Blockchain may still not be a familiar term for the technologically challenged, but it is quietly gaining depth and scale. It may soon become a part of our daily life, revolutionizing the way we transact.
The distributed ledgers, as blockchain is called, is the underlying technology used in encrypted digital currencies such as Bitcoins.
There are nearly a thousand such blockchain-based cryptocurrencies, like Ethereum, that are stronger and more secure than Bitcoins.
The technology can make cross-border money transactions a lot more secure, while keeping the process more transparent than the current systems. But that is just one of many areas where processes, thanks to blockchain, are becoming more efficient.
Internet has helped do away with some of the most visible middlemen in our life- the once-ubiquitous matchmaker, for instance- but corporates have slowly taken over the space, without the common man even realizing that he now has to deal with a new intermediary.
These intermediaries, from banks to education intuitions to hospitals, have over the years become more than just facilitators.
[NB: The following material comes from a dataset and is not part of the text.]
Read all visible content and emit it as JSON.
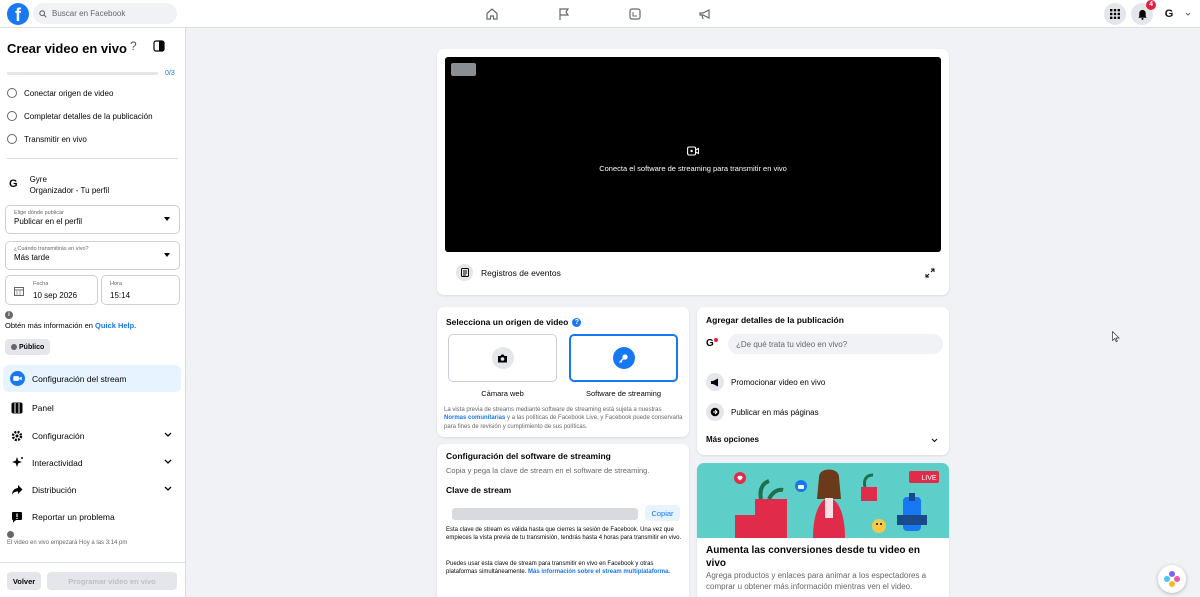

Behind closed doors, they make decisions that affect our life.
In the financial sector, institutions are increasingly being questioned for treating people’s money as their own.
Blockchain, with its inherent qualities of transparency and security, is gaining strength in this background.
While its application is wide, banking is likely to be the sector that is going to witness the first, and probably the deepest and widest, impact of blockchain.
The technology, though, isn’t aimed at crippling the banking system, but modernizing it. That is the disruption it will bring also to education, public health and elsewhere.
Of course, there have been concerns about cryptocurrencies making transactions easier for criminals as well. But, trying to muzzle digital currencies like Bitcoins and undermining the technology is like trying to suppress a revolution. Every time you try to crush it, it gains strength.
Blockchain will usher in a new world order over the years. With that will surely come a change in mindset.
We have seen how those who had made the clarion call of “computer go back” changed their stance and competed with each other to claim the credit for propagating information technology. Blockchain, too, will see a similar change in the perception towards it.